To put it bluntly, the people most at risk for becoming a climate refugee are the world’s poorest populations, those who face oppression, including women, and those in conflict-affected regions. Because of racial wealth gaps and colonialism, this means people of colour are by far the most affected globally.
3 out of 4 people in poverty globally rely on agriculture to survive, something which is becoming increasingly hard to maintain due to rising temperatures and natural disasters. Increasingly occurring hurricanes, wildfires and droughts drive people from their homes, and jeopardise crops, livestock and water sources with drought.
Countries like Haiti and Timor-Leste, which are considered amongst the world’s poorest, are geographically placed alongside earthquake fault lines and surrounded by water, making them not only vulnerable, but also without the financial resources to cope.
In Niger, the ‘hunger gap’ is the dry season in between when food stores have been consumed and the next harvest is ready; climate change has increased this period, meaning families must go without food for longer.

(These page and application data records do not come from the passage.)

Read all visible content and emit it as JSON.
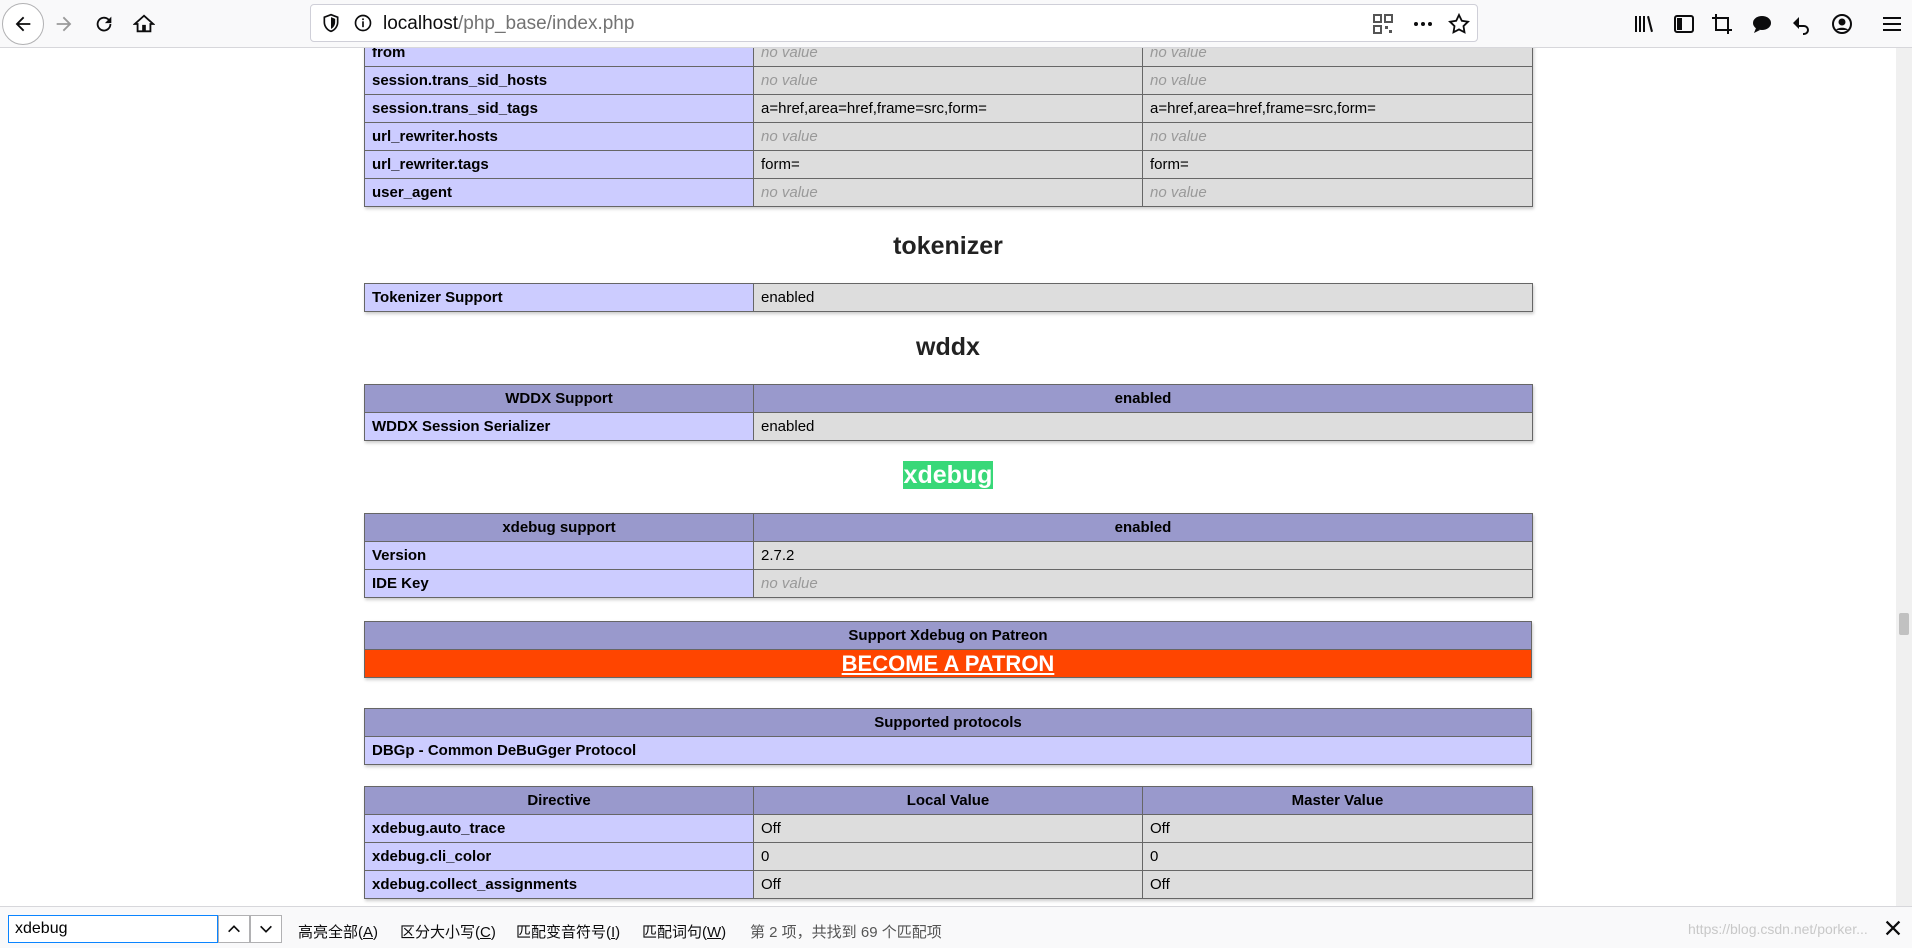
{
  "browser": {
    "url_host": "localhost",
    "url_path": "/php_base/index.php"
  },
  "session_rows": [
    {
      "name": "from",
      "local": "no value",
      "master": "no value",
      "nv": true
    },
    {
      "name": "session.trans_sid_hosts",
      "local": "no value",
      "master": "no value",
      "nv": true
    },
    {
      "name": "session.trans_sid_tags",
      "local": "a=href,area=href,frame=src,form=",
      "master": "a=href,area=href,frame=src,form=",
      "nv": false
    },
    {
      "name": "url_rewriter.hosts",
      "local": "no value",
      "master": "no value",
      "nv": true
    },
    {
      "name": "url_rewriter.tags",
      "local": "form=",
      "master": "form=",
      "nv": false
    },
    {
      "name": "user_agent",
      "local": "no value",
      "master": "no value",
      "nv": true
    }
  ],
  "tokenizer": {
    "title": "tokenizer",
    "row_name": "Tokenizer Support",
    "row_value": "enabled"
  },
  "wddx": {
    "title": "wddx",
    "header_left": "WDDX Support",
    "header_right": "enabled",
    "row_name": "WDDX Session Serializer",
    "row_value": "enabled"
  },
  "xdebug": {
    "title": "xdebug",
    "header_left": "xdebug support",
    "header_right": "enabled",
    "version_label": "Version",
    "version_value": "2.7.2",
    "idekey_label": "IDE Key",
    "idekey_value": "no value",
    "patreon_header": "Support Xdebug on Patreon",
    "patreon_link": "BECOME A PATRON",
    "protocols_header": "Supported protocols",
    "protocol": "DBGp - Common DeBuGger Protocol",
    "dir_headers": [
      "Directive",
      "Local Value",
      "Master Value"
    ],
    "directives": [
      {
        "name": "xdebug.auto_trace",
        "local": "Off",
        "master": "Off"
      },
      {
        "name": "xdebug.cli_color",
        "local": "0",
        "master": "0"
      },
      {
        "name": "xdebug.collect_assignments",
        "local": "Off",
        "master": "Off"
      }
    ]
  },
  "findbar": {
    "query": "xdebug",
    "highlight_all": "高亮全部(",
    "highlight_all_key": "A",
    "match_case": "区分大小写(",
    "match_case_key": "C",
    "match_diacritics": "匹配变音符号(",
    "match_diacritics_key": "I",
    "whole_words": "匹配词句(",
    "whole_words_key": "W",
    "status": "第 2 项，共找到 69 个匹配项",
    "watermark": "https://blog.csdn.net/porker..."
  },
  "colors": {
    "header_bg": "#9999cc",
    "label_bg": "#ccccff",
    "value_bg": "#dddddd",
    "patron_bg": "#ff4500",
    "find_highlight": "#38d878"
  }
}
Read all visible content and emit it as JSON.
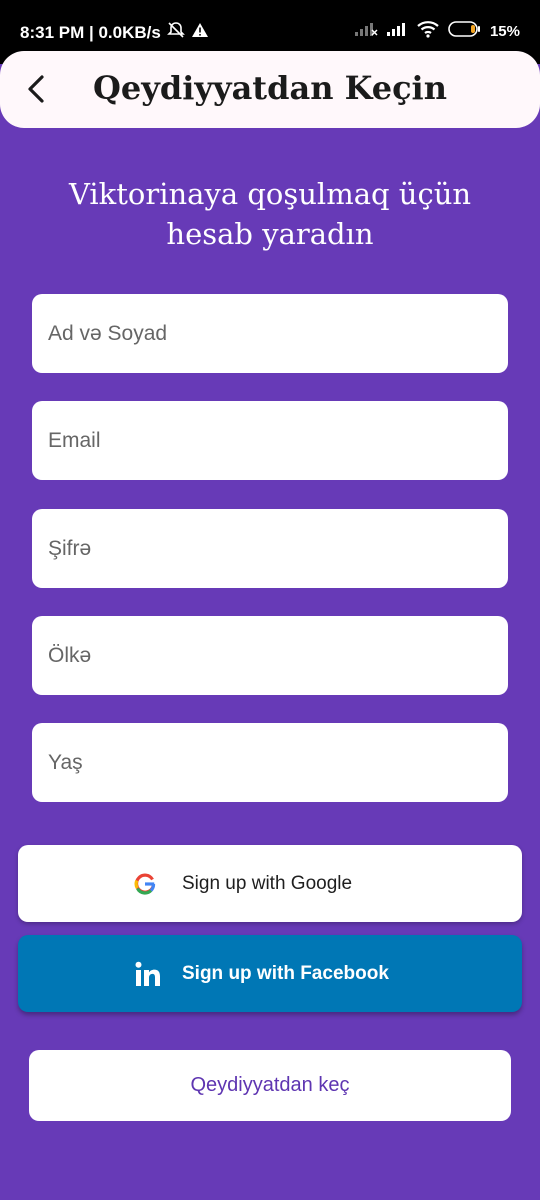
{
  "status_bar": {
    "time_speed": "8:31 PM | 0.0KB/s",
    "battery": "15%"
  },
  "app_bar": {
    "title": "Qeydiyyatdan Keçin"
  },
  "headline": {
    "line1": "Viktorinaya qoşulmaq üçün",
    "line2": "hesab yaradın"
  },
  "form": {
    "full_name_placeholder": "Ad və Soyad",
    "email_placeholder": "Email",
    "password_placeholder": "Şifrə",
    "country_placeholder": "Ölkə",
    "age_placeholder": "Yaş"
  },
  "buttons": {
    "google_label": "Sign up with Google",
    "facebook_label": "Sign up with Facebook",
    "register_label": "Qeydiyyatdan keç"
  },
  "colors": {
    "background": "#673AB7",
    "linkedin_blue": "#0077B5",
    "accent_text": "#5E35B1"
  }
}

And this trickles down to create further inequalities within communities; Angela Baschieri, population dynamics policy adviser for UNFPA, says global warming disproportionately affects women: “The reality is that when intense rains fall more frequently causing floods, or spells of drought last several years causing food insecurity, or landslides, hurricanes or cyclones hit threatening lives, livelihoods and natural resources, those with the fewest resources are most susceptible to the negative effects – particularly women, the majority of the world’s poor.”
Women still have unequal access to finances, land ownership education and reproductive healthcare globally. This means they’re more susceptible to gender-based violence; as climate change limits access to food and access, women have to walk farther distances, making them more vulnerable.
Suffering begets suffering, and it’s a global pattern; the United Nations Population Fund (UNFPA) also found that sex trafficking spiked in Asia-Pacific after cyclones and typhoons, and domestic violence rose during droughts in East Africa and tropical storms in Latin America. Domestic violence, sexual abuse and FGM also grew during long droughts in Uganda.